Cryptocurrencies are a digital representation of money. They’re used just like normal money; you can buy things with them, and sell things for them. The first of these currencies to exist was Bitcoin, which still exists to this day.
When a cryptocurrency is born, it’s creator defines a rate at which the currency can be mined, along with a limit on how many units can be in circulation at any given time. This is done to replicate real mining processes, with the value of traditional money is usually a representation of a precious metal and other valuable objects.
Every cryptocurrency is decentralized. This means that no governing body has any power or influence over them, and as such, means that they can’t be regulated or confiscated. For some, this makes them a good enough candidate for a new currency.
Other examples of cryptocurrencies include; LiteCoin, DogeCoin, OneCoin and FeatherCoin.
Cryptocurrencies are mined by computers! Complex algorithms are given to the computer to solve, and once it solves one, you are rewarded with currency. As more and more of a currency is mined, the harder each algorithm gets. This raises the value of the currency, as the resources required to mine it are greater.
Unfortunately, for currency mining to be lucrative, you ideally need a farm of specialist mining systems. Using your home computer is a waste of time, and will destroy the lifespan of your components.
Cryptocurrencies are passed around within a peer-to-peer network. This means that if you have 200 coins, and you send someone 100 of them, everyone on the network knows that you have 100 coins left.

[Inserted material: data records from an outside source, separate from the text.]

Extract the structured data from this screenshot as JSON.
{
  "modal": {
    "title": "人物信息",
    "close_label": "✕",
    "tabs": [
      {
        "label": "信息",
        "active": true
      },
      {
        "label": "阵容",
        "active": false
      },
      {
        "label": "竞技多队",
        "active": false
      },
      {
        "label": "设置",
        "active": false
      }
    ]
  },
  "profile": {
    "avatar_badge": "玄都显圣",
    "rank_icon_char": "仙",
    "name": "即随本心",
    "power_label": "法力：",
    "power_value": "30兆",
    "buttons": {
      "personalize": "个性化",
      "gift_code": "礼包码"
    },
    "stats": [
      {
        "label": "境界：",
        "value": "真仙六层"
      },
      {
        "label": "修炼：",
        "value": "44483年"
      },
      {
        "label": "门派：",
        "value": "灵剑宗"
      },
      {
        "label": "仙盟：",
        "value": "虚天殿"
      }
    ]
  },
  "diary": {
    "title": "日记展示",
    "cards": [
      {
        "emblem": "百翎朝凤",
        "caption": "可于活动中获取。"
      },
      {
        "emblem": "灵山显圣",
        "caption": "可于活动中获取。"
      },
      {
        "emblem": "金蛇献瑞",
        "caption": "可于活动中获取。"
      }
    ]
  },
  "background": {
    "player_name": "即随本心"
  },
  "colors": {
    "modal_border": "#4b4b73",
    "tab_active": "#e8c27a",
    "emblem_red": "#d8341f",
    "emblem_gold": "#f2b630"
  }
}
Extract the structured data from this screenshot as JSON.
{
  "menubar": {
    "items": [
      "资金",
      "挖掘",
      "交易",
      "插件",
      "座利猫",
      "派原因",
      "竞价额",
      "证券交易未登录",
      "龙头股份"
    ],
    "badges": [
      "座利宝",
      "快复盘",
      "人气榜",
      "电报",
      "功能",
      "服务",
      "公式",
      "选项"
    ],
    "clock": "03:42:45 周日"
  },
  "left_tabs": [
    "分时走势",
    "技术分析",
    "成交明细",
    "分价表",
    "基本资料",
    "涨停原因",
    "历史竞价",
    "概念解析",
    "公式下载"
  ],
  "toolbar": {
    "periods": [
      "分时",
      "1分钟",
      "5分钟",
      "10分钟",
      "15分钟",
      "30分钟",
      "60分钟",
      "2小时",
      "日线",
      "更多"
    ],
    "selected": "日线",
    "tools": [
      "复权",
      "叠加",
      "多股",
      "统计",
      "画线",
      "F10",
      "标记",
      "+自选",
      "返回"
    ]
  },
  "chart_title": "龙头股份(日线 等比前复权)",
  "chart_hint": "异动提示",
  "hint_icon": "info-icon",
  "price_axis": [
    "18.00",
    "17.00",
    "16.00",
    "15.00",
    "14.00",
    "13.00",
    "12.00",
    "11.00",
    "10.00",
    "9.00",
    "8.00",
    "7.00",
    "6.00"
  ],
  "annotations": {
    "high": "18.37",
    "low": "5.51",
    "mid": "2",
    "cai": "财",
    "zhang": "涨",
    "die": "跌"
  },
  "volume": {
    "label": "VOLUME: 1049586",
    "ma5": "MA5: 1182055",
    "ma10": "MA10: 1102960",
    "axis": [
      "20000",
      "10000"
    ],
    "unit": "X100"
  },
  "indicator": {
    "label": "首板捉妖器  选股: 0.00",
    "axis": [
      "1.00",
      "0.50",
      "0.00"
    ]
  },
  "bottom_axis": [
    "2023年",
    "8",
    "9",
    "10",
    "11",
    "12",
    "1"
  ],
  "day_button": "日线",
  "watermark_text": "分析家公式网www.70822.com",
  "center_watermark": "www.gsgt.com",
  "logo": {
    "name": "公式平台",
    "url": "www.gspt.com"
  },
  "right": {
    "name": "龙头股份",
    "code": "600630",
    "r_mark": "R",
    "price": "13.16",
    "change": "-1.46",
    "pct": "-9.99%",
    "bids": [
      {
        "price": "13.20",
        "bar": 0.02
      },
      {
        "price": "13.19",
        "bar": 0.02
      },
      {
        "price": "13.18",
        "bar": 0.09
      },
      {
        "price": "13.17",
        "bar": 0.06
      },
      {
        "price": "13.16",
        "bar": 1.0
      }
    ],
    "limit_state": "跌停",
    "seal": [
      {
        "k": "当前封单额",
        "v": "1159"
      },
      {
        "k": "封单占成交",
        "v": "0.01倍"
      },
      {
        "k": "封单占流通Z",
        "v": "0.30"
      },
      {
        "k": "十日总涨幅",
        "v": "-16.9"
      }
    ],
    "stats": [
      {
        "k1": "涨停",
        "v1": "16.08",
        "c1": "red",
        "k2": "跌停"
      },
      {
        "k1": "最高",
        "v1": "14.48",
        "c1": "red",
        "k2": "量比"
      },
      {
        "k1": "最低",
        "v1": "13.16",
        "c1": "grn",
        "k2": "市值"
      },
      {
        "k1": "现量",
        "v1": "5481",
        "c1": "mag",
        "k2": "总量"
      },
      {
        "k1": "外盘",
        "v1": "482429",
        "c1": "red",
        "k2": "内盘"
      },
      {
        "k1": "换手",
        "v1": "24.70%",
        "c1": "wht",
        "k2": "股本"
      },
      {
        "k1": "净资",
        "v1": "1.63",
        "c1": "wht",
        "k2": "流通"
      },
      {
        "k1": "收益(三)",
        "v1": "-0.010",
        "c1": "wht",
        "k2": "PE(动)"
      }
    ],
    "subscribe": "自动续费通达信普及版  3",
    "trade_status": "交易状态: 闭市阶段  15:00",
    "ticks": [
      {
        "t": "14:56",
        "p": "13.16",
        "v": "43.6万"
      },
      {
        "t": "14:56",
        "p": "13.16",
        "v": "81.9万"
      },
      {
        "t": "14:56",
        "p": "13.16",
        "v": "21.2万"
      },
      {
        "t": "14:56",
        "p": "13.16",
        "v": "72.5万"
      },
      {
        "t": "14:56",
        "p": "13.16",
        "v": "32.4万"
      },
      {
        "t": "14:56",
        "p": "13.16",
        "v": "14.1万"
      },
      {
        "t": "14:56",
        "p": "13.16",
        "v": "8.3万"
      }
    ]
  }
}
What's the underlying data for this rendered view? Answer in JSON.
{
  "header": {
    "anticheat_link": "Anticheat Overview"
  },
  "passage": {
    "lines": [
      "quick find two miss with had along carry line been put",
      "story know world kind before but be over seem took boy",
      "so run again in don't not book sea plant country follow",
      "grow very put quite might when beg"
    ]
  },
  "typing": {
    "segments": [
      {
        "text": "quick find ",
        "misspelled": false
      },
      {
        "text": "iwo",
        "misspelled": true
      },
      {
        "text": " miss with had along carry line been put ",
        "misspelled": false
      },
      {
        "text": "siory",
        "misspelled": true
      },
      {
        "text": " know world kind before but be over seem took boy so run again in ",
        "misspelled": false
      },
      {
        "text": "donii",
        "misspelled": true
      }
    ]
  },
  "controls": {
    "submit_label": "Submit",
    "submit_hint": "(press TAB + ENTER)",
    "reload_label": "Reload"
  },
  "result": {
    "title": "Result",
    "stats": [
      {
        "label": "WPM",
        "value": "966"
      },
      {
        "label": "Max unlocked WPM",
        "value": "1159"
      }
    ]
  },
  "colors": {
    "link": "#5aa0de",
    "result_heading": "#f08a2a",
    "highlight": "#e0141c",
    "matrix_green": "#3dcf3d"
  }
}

So, if you then try and transfer 200 coins, everyone will know that you can’t, and you won’t be able to. To stop people from being able to fake or alter transactions, the currencies use cryptography. Hence the name “cryptocurrency.” The only data associated with a cryptocurrency “account,” is a wallet ID. This means that whoever has the ID is the owner of the account.
There have been many cases of cryptocurrency theft. The biggest of which is the infamous case of Mt. Gox; who lost over $350 million worth of BitCoin. The theft occurred because of a back door in the software Mt. Gox were using. This allowed someone to sneak in and take everything. And all of it is untraceable. So maybe they’re not entirely safe, then.
Whether or not you trust them, you must admit that cryptocurrencies are pretty cool. They provide a way for people to make completely untraceable transactions. And when in the right hands, with the right security measures, these currencies can be incredibly secure.